Despite my love of memoir, and the potential for this book to break through stigma, most of the time it felt intentionally disjointed. I was repeatedly left wondering what the overarching point of the book was, beyond (I assume) having been cathartic to Johnson.
Girl in Need of a Tourniquet chronicles everything from Johnson’s spiral through her affairs with partnered women and men, to her drinking and eating disorders. The main point becomes her obsessive and dysfunctional relationship with a woman named Emily who cheats on her long-term partner (whom she has a teenage daughter with) in order to have an affair with Johnson.
Chapter after chapter, we watch as their relationship ebbs and flows, and with each ebb Johnson becomes less functional and more obsessive. A key symptom of her borderline personality disorder is what she comes to call “bleeding out,” where she is unable to determine where she ends and another begins. This results in obsessive and failed relationships that consume her life, rendering her unable to teach or even perform basic self-care.
The pages themselves are accented by printed slashes intended to correspond with the self-cutting Johnson was engaging in throught the book. As I read, I went back and forth about their inclusion, unable for much of the book to decide if I found them clever, or an irritating gimmick. Though I think they are a little of both, ultimately I like the way they brought Johnson to life on the page. The printed cuts are an interesting use of space and example of storytelling in their own right.

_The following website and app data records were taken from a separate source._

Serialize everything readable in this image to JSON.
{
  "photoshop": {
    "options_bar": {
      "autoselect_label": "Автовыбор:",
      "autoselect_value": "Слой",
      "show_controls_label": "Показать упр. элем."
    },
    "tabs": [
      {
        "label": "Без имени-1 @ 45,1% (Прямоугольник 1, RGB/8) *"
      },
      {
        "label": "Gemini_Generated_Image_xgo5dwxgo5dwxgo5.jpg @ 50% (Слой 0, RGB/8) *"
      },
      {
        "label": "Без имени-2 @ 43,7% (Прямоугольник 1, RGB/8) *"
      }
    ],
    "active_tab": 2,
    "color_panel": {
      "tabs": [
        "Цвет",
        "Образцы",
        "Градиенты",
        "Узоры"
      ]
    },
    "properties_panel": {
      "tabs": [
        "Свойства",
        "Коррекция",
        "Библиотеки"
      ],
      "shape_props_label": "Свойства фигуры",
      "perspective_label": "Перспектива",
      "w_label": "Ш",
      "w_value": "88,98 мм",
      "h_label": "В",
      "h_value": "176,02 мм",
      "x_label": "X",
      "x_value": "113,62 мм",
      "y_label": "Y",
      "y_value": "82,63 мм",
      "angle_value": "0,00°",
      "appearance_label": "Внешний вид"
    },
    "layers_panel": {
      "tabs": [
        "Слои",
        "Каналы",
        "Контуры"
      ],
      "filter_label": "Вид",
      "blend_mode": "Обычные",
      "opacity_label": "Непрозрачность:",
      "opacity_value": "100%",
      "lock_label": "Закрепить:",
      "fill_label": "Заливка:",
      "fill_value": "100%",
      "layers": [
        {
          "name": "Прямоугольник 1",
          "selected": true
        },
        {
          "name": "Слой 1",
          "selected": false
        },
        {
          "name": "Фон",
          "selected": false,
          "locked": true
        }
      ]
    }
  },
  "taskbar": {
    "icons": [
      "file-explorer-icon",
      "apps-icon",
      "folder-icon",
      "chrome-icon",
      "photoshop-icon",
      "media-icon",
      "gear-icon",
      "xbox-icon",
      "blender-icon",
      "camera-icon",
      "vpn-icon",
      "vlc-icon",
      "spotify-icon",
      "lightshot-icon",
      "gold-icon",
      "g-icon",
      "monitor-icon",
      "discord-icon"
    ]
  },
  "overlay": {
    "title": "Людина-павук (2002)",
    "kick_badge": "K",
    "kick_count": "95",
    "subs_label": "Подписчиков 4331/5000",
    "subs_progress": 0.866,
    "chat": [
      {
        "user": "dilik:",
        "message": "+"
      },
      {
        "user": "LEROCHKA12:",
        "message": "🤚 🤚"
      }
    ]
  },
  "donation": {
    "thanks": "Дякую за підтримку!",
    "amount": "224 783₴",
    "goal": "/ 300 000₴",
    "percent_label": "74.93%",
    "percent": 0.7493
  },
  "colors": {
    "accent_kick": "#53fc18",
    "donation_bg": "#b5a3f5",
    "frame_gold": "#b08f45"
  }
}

In some ways, Girl In Need of a Tourniquet read like a mangled and tumultuous panic attack. Stylistically, I found Johnson’s writing strongest when she gives way to those panicked and obsessive words, the “bleeding out,” as she calls it, instead of punctuating the experience with clinical and textbook quotations about the behaviors of those diagnosed with borderline personality disorder.
These explanations of the condition, symptoms, and treatment options felt more like a forced public service announcement than part of the book itself. There is a frantic quality of the other text that is more enthralling, and a good deal stronger than the more controlled explanatory passages that surround this more emotional writing.
Girl in Need of a Tourniquet
Memoir of a Borderline Personality
by Merri Lisa Johnson
Paperback, 9781580053051, 247pp.